Your task – In your copy, the records appear word for word and the pictures do not appear at all.

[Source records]
╭──
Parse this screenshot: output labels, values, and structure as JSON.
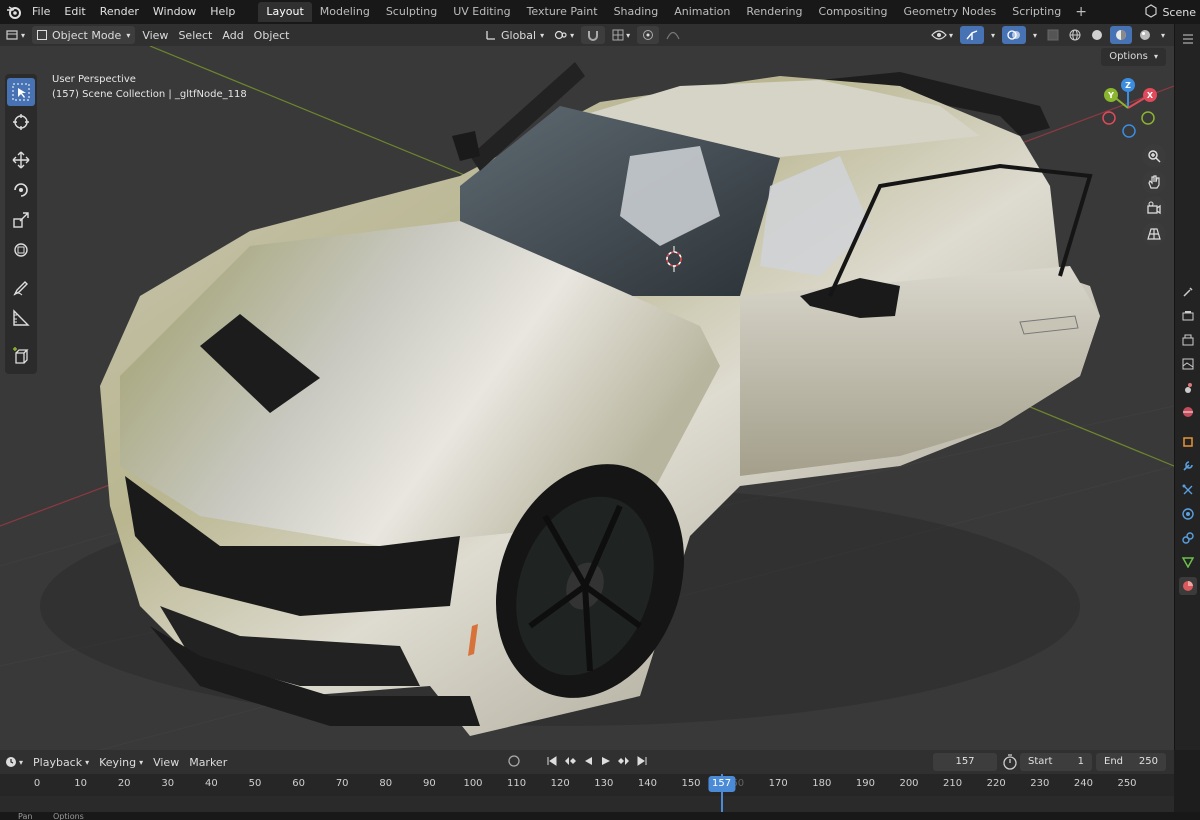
{
  "menu": [
    "File",
    "Edit",
    "Render",
    "Window",
    "Help"
  ],
  "workspaces": [
    "Layout",
    "Modeling",
    "Sculpting",
    "UV Editing",
    "Texture Paint",
    "Shading",
    "Animation",
    "Rendering",
    "Compositing",
    "Geometry Nodes",
    "Scripting"
  ],
  "active_workspace": "Layout",
  "workspace_add": "+",
  "scene_name": "Scene",
  "header": {
    "mode": "Object Mode",
    "view": "View",
    "select": "Select",
    "add": "Add",
    "object": "Object",
    "transform_orientation": "Global",
    "options": "Options"
  },
  "viewport": {
    "perspective": "User Perspective",
    "collection": "(157) Scene Collection | _gltfNode_118"
  },
  "gizmo": {
    "x": "X",
    "y": "Y",
    "z": "Z"
  },
  "timeline": {
    "playback": "Playback",
    "keying": "Keying",
    "view": "View",
    "marker": "Marker",
    "current_frame": "157",
    "start_label": "Start",
    "start": "1",
    "end_label": "End",
    "end": "250",
    "ticks": [
      "0",
      "10",
      "20",
      "30",
      "40",
      "50",
      "60",
      "70",
      "80",
      "90",
      "100",
      "110",
      "120",
      "130",
      "140",
      "150",
      "160",
      "170",
      "180",
      "190",
      "200",
      "210",
      "220",
      "230",
      "240",
      "250"
    ]
  },
  "status": {
    "pan": "Pan",
    "options": "Options"
  },
  "colors": {
    "accent": "#4772b3",
    "axis_x": "#e04a5a",
    "axis_y": "#8ab52e",
    "axis_z": "#3b8de0"
  }
}
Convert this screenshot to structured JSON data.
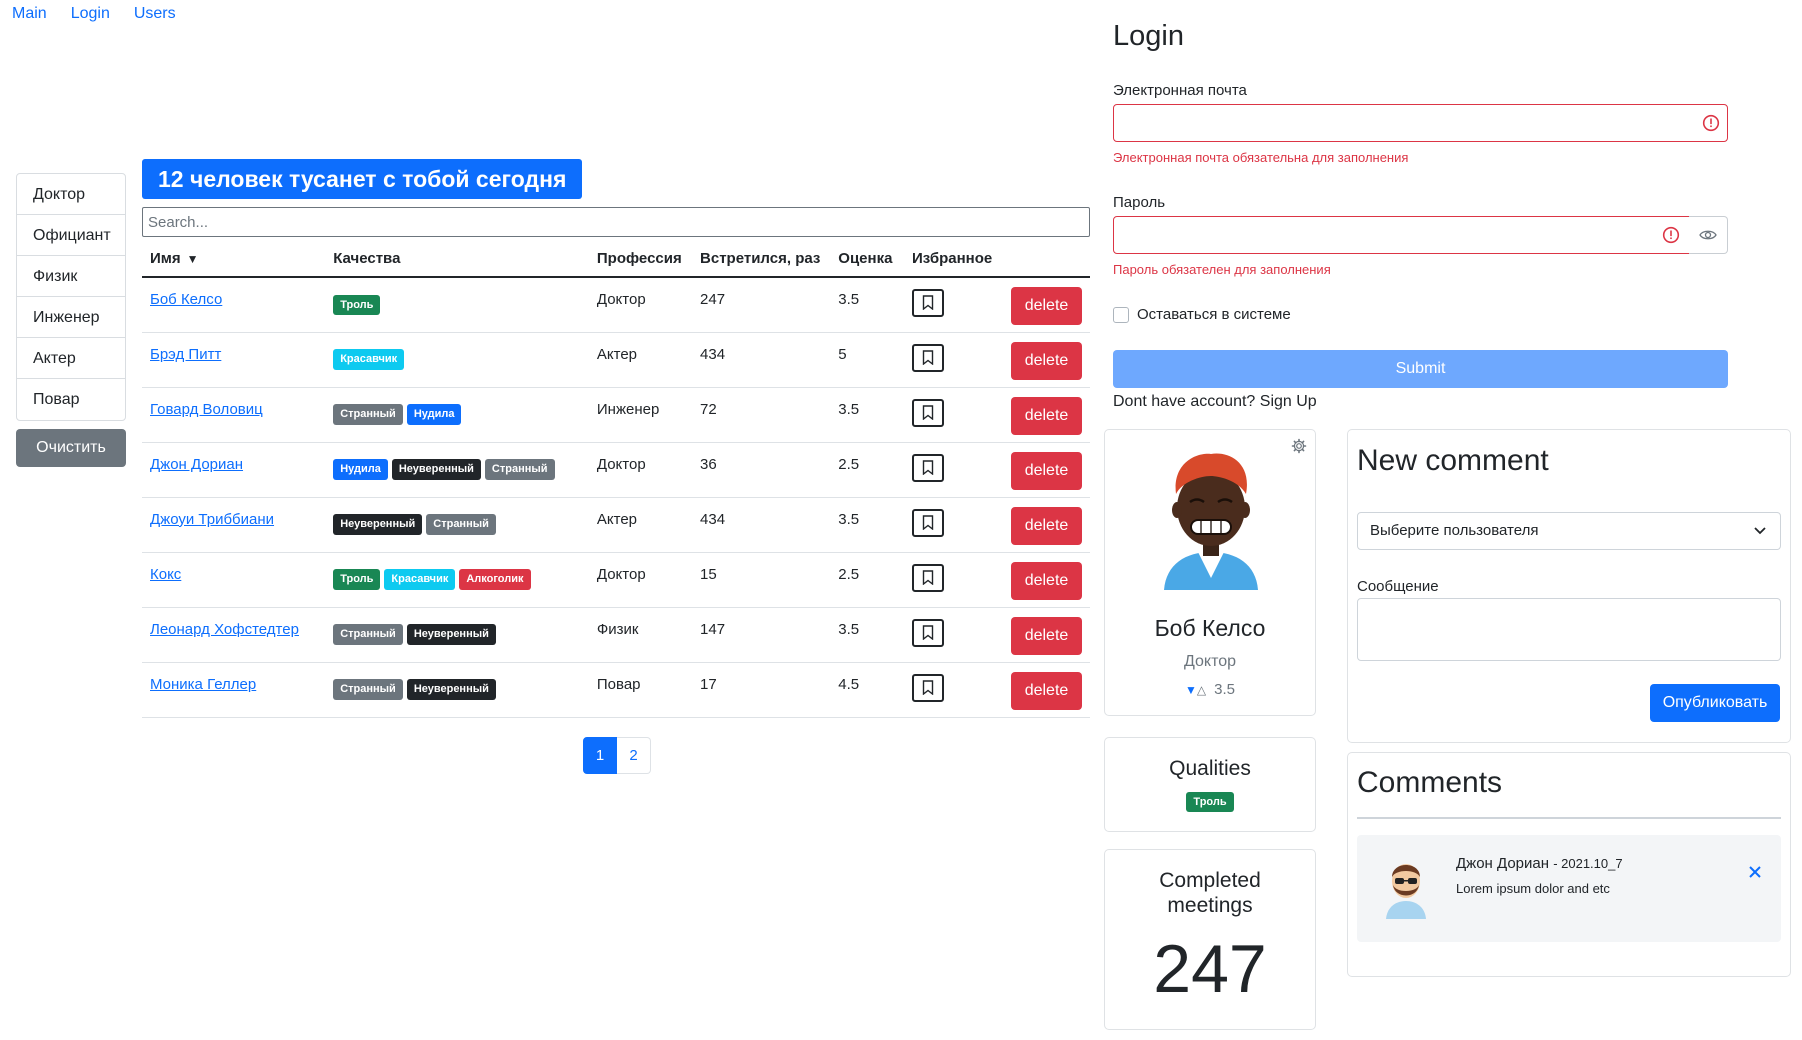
{
  "nav": {
    "items": [
      "Main",
      "Login",
      "Users"
    ]
  },
  "professions": {
    "items": [
      "Доктор",
      "Официант",
      "Физик",
      "Инженер",
      "Актер",
      "Повар"
    ],
    "clear_label": "Очистить"
  },
  "title": "12 человек тусанет с тобой сегодня",
  "search": {
    "placeholder": "Search..."
  },
  "table": {
    "columns": [
      "Имя",
      "Качества",
      "Профессия",
      "Встретился, раз",
      "Оценка",
      "Избранное"
    ],
    "delete_label": "delete",
    "rows": [
      {
        "name": "Боб Келсо",
        "qualities": [
          {
            "label": "Троль",
            "color": "#198754"
          }
        ],
        "profession": "Доктор",
        "meetings": "247",
        "rate": "3.5"
      },
      {
        "name": "Брэд Питт",
        "qualities": [
          {
            "label": "Красавчик",
            "color": "#0dcaf0"
          }
        ],
        "profession": "Актер",
        "meetings": "434",
        "rate": "5"
      },
      {
        "name": "Говард Воловиц",
        "qualities": [
          {
            "label": "Странный",
            "color": "#6c757d"
          },
          {
            "label": "Нудила",
            "color": "#0d6efd"
          }
        ],
        "profession": "Инженер",
        "meetings": "72",
        "rate": "3.5"
      },
      {
        "name": "Джон Дориан",
        "qualities": [
          {
            "label": "Нудила",
            "color": "#0d6efd"
          },
          {
            "label": "Неуверенный",
            "color": "#212529"
          },
          {
            "label": "Странный",
            "color": "#6c757d"
          }
        ],
        "profession": "Доктор",
        "meetings": "36",
        "rate": "2.5"
      },
      {
        "name": "Джоуи Триббиани",
        "qualities": [
          {
            "label": "Неуверенный",
            "color": "#212529"
          },
          {
            "label": "Странный",
            "color": "#6c757d"
          }
        ],
        "profession": "Актер",
        "meetings": "434",
        "rate": "3.5"
      },
      {
        "name": "Кокс",
        "qualities": [
          {
            "label": "Троль",
            "color": "#198754"
          },
          {
            "label": "Красавчик",
            "color": "#0dcaf0"
          },
          {
            "label": "Алкоголик",
            "color": "#dc3545"
          }
        ],
        "profession": "Доктор",
        "meetings": "15",
        "rate": "2.5"
      },
      {
        "name": "Леонард Хофстедтер",
        "qualities": [
          {
            "label": "Странный",
            "color": "#6c757d"
          },
          {
            "label": "Неуверенный",
            "color": "#212529"
          }
        ],
        "profession": "Физик",
        "meetings": "147",
        "rate": "3.5"
      },
      {
        "name": "Моника Геллер",
        "qualities": [
          {
            "label": "Странный",
            "color": "#6c757d"
          },
          {
            "label": "Неуверенный",
            "color": "#212529"
          }
        ],
        "profession": "Повар",
        "meetings": "17",
        "rate": "4.5"
      }
    ]
  },
  "pagination": {
    "pages": [
      "1",
      "2"
    ],
    "active": "1"
  },
  "login": {
    "title": "Login",
    "email_label": "Электронная почта",
    "email_error": "Электронная почта обязательна для заполнения",
    "password_label": "Пароль",
    "password_error": "Пароль обязателен для заполнения",
    "remember_label": "Оставаться в системе",
    "submit_label": "Submit",
    "signup_text": "Dont have account?",
    "signup_link": "Sign Up"
  },
  "user_card": {
    "name": "Боб Келсо",
    "profession": "Доктор",
    "rate": "3.5"
  },
  "qualities_card": {
    "title": "Qualities",
    "badge": "Троль",
    "badge_color": "#198754"
  },
  "meetings_card": {
    "title_line1": "Completed",
    "title_line2": "meetings",
    "value": "247"
  },
  "new_comment": {
    "title": "New comment",
    "select_value": "Выберите пользователя",
    "message_label": "Сообщение",
    "publish_label": "Опубликовать"
  },
  "comments": {
    "title": "Comments",
    "items": [
      {
        "author": "Джон Дориан",
        "date": "2021.10_7",
        "text": "Lorem ipsum dolor and etc"
      }
    ]
  },
  "colors": {
    "primary": "#0d6efd",
    "danger": "#dc3545",
    "secondary": "#6c757d",
    "success": "#198754"
  }
}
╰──
Exercise solution –
Parse this screenshot: output labels, values, and structure as JSON.
{
  "menu": [
    "File",
    "Edit",
    "Render",
    "Window",
    "Help"
  ],
  "workspaces": [
    "Layout",
    "Modeling",
    "Sculpting",
    "UV Editing",
    "Texture Paint",
    "Shading",
    "Animation",
    "Rendering",
    "Compositing",
    "Geometry Nodes",
    "Scripting"
  ],
  "active_workspace": "Layout",
  "workspace_add": "+",
  "scene_name": "Scene",
  "header": {
    "mode": "Object Mode",
    "view": "View",
    "select": "Select",
    "add": "Add",
    "object": "Object",
    "transform_orientation": "Global",
    "options": "Options"
  },
  "viewport": {
    "perspective": "User Perspective",
    "collection": "(157) Scene Collection | _gltfNode_118"
  },
  "gizmo": {
    "x": "X",
    "y": "Y",
    "z": "Z"
  },
  "timeline": {
    "playback": "Playback",
    "keying": "Keying",
    "view": "View",
    "marker": "Marker",
    "current_frame": "157",
    "start_label": "Start",
    "start": "1",
    "end_label": "End",
    "end": "250",
    "ticks": [
      "0",
      "10",
      "20",
      "30",
      "40",
      "50",
      "60",
      "70",
      "80",
      "90",
      "100",
      "110",
      "120",
      "130",
      "140",
      "150",
      "160",
      "170",
      "180",
      "190",
      "200",
      "210",
      "220",
      "230",
      "240",
      "250"
    ]
  },
  "status": {
    "pan": "Pan",
    "options": "Options"
  },
  "colors": {
    "accent": "#4772b3",
    "axis_x": "#e04a5a",
    "axis_y": "#8ab52e",
    "axis_z": "#3b8de0"
  }
}
Convert this screenshot to structured JSON data.
{
  "nav": {
    "items": [
      "Main",
      "Login",
      "Users"
    ]
  },
  "professions": {
    "items": [
      "Доктор",
      "Официант",
      "Физик",
      "Инженер",
      "Актер",
      "Повар"
    ],
    "clear_label": "Очистить"
  },
  "title": "12 человек тусанет с тобой сегодня",
  "search": {
    "placeholder": "Search..."
  },
  "table": {
    "columns": [
      "Имя",
      "Качества",
      "Профессия",
      "Встретился, раз",
      "Оценка",
      "Избранное"
    ],
    "delete_label": "delete",
    "rows": [
      {
        "name": "Боб Келсо",
        "qualities": [
          {
            "label": "Троль",
            "color": "#198754"
          }
        ],
        "profession": "Доктор",
        "meetings": "247",
        "rate": "3.5"
      },
      {
        "name": "Брэд Питт",
        "qualities": [
          {
            "label": "Красавчик",
            "color": "#0dcaf0"
          }
        ],
        "profession": "Актер",
        "meetings": "434",
        "rate": "5"
      },
      {
        "name": "Говард Воловиц",
        "qualities": [
          {
            "label": "Странный",
            "color": "#6c757d"
          },
          {
            "label": "Нудила",
            "color": "#0d6efd"
          }
        ],
        "profession": "Инженер",
        "meetings": "72",
        "rate": "3.5"
      },
      {
        "name": "Джон Дориан",
        "qualities": [
          {
            "label": "Нудила",
            "color": "#0d6efd"
          },
          {
            "label": "Неуверенный",
            "color": "#212529"
          },
          {
            "label": "Странный",
            "color": "#6c757d"
          }
        ],
        "profession": "Доктор",
        "meetings": "36",
        "rate": "2.5"
      },
      {
        "name": "Джоуи Триббиани",
        "qualities": [
          {
            "label": "Неуверенный",
            "color": "#212529"
          },
          {
            "label": "Странный",
            "color": "#6c757d"
          }
        ],
        "profession": "Актер",
        "meetings": "434",
        "rate": "3.5"
      },
      {
        "name": "Кокс",
        "qualities": [
          {
            "label": "Троль",
            "color": "#198754"
          },
          {
            "label": "Красавчик",
            "color": "#0dcaf0"
          },
          {
            "label": "Алкоголик",
            "color": "#dc3545"
          }
        ],
        "profession": "Доктор",
        "meetings": "15",
        "rate": "2.5"
      },
      {
        "name": "Леонард Хофстедтер",
        "qualities": [
          {
            "label": "Странный",
            "color": "#6c757d"
          },
          {
            "label": "Неуверенный",
            "color": "#212529"
          }
        ],
        "profession": "Физик",
        "meetings": "147",
        "rate": "3.5"
      },
      {
        "name": "Моника Геллер",
        "qualities": [
          {
            "label": "Странный",
            "color": "#6c757d"
          },
          {
            "label": "Неуверенный",
            "color": "#212529"
          }
        ],
        "profession": "Повар",
        "meetings": "17",
        "rate": "4.5"
      }
    ]
  },
  "pagination": {
    "pages": [
      "1",
      "2"
    ],
    "active": "1"
  },
  "login": {
    "title": "Login",
    "email_label": "Электронная почта",
    "email_error": "Электронная почта обязательна для заполнения",
    "password_label": "Пароль",
    "password_error": "Пароль обязателен для заполнения",
    "remember_label": "Оставаться в системе",
    "submit_label": "Submit",
    "signup_text": "Dont have account?",
    "signup_link": "Sign Up"
  },
  "user_card": {
    "name": "Боб Келсо",
    "profession": "Доктор",
    "rate": "3.5"
  },
  "qualities_card": {
    "title": "Qualities",
    "badge": "Троль",
    "badge_color": "#198754"
  },
  "meetings_card": {
    "title_line1": "Completed",
    "title_line2": "meetings",
    "value": "247"
  },
  "new_comment": {
    "title": "New comment",
    "select_value": "Выберите пользователя",
    "message_label": "Сообщение",
    "publish_label": "Опубликовать"
  },
  "comments": {
    "title": "Comments",
    "items": [
      {
        "author": "Джон Дориан",
        "date": "2021.10_7",
        "text": "Lorem ipsum dolor and etc"
      }
    ]
  },
  "colors": {
    "primary": "#0d6efd",
    "danger": "#dc3545",
    "secondary": "#6c757d",
    "success": "#198754"
  }
}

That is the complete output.